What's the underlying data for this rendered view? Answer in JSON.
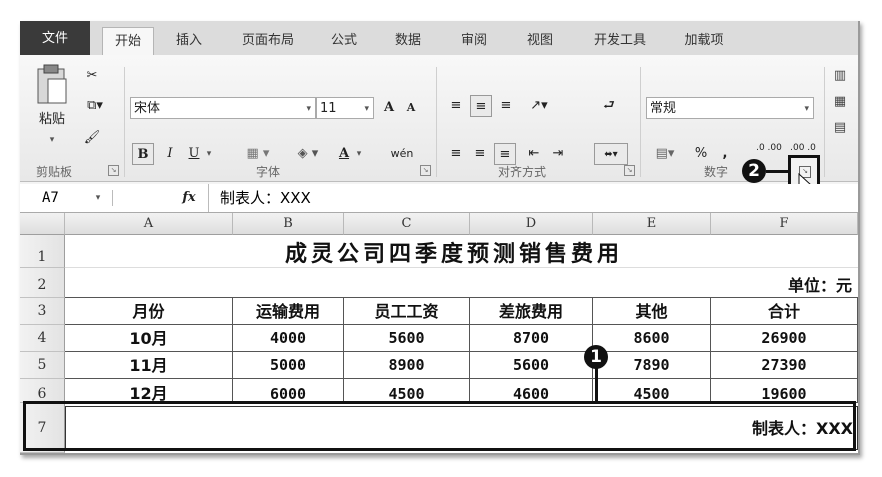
{
  "tabs": [
    "文件",
    "开始",
    "插入",
    "页面布局",
    "公式",
    "数据",
    "审阅",
    "视图",
    "开发工具",
    "加载项"
  ],
  "clipboard": {
    "paste_label": "粘贴",
    "group_label": "剪贴板"
  },
  "font": {
    "name": "宋体",
    "size": "11",
    "bold": "B",
    "italic": "I",
    "underline": "U",
    "font_color_letter": "A",
    "grow": "A",
    "shrink": "A",
    "phonetic": "wén",
    "group_label": "字体"
  },
  "alignment": {
    "group_label": "对齐方式"
  },
  "number": {
    "format": "常规",
    "percent": "%",
    "comma": ",",
    "dec_inc": ".0 .00",
    "dec_dec": ".00 .0",
    "group_label": "数字"
  },
  "formula_bar": {
    "cell_ref": "A7",
    "fx": "fx",
    "content": "制表人：XXX"
  },
  "columns": [
    "A",
    "B",
    "C",
    "D",
    "E",
    "F"
  ],
  "rows": [
    "1",
    "2",
    "3",
    "4",
    "5",
    "6",
    "7"
  ],
  "sheet": {
    "title": "成灵公司四季度预测销售费用",
    "unit": "单位：元",
    "headers": [
      "月份",
      "运输费用",
      "员工工资",
      "差旅费用",
      "其他",
      "合计"
    ],
    "data": [
      [
        "10月",
        "4000",
        "5600",
        "8700",
        "8600",
        "26900"
      ],
      [
        "11月",
        "5000",
        "8900",
        "5600",
        "7890",
        "27390"
      ],
      [
        "12月",
        "6000",
        "4500",
        "4600",
        "4500",
        "19600"
      ]
    ],
    "footer": "制表人：XXX"
  },
  "callouts": [
    "1",
    "2"
  ]
}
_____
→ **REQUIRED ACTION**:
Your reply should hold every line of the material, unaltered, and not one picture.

→ **FINAL ANSWER**:
What's the underlying data for this rendered view? Answer in JSON.
{
  "tabs": [
    "文件",
    "开始",
    "插入",
    "页面布局",
    "公式",
    "数据",
    "审阅",
    "视图",
    "开发工具",
    "加载项"
  ],
  "clipboard": {
    "paste_label": "粘贴",
    "group_label": "剪贴板"
  },
  "font": {
    "name": "宋体",
    "size": "11",
    "bold": "B",
    "italic": "I",
    "underline": "U",
    "font_color_letter": "A",
    "grow": "A",
    "shrink": "A",
    "phonetic": "wén",
    "group_label": "字体"
  },
  "alignment": {
    "group_label": "对齐方式"
  },
  "number": {
    "format": "常规",
    "percent": "%",
    "comma": ",",
    "dec_inc": ".0 .00",
    "dec_dec": ".00 .0",
    "group_label": "数字"
  },
  "formula_bar": {
    "cell_ref": "A7",
    "fx": "fx",
    "content": "制表人：XXX"
  },
  "columns": [
    "A",
    "B",
    "C",
    "D",
    "E",
    "F"
  ],
  "rows": [
    "1",
    "2",
    "3",
    "4",
    "5",
    "6",
    "7"
  ],
  "sheet": {
    "title": "成灵公司四季度预测销售费用",
    "unit": "单位：元",
    "headers": [
      "月份",
      "运输费用",
      "员工工资",
      "差旅费用",
      "其他",
      "合计"
    ],
    "data": [
      [
        "10月",
        "4000",
        "5600",
        "8700",
        "8600",
        "26900"
      ],
      [
        "11月",
        "5000",
        "8900",
        "5600",
        "7890",
        "27390"
      ],
      [
        "12月",
        "6000",
        "4500",
        "4600",
        "4500",
        "19600"
      ]
    ],
    "footer": "制表人：XXX"
  },
  "callouts": [
    "1",
    "2"
  ]
}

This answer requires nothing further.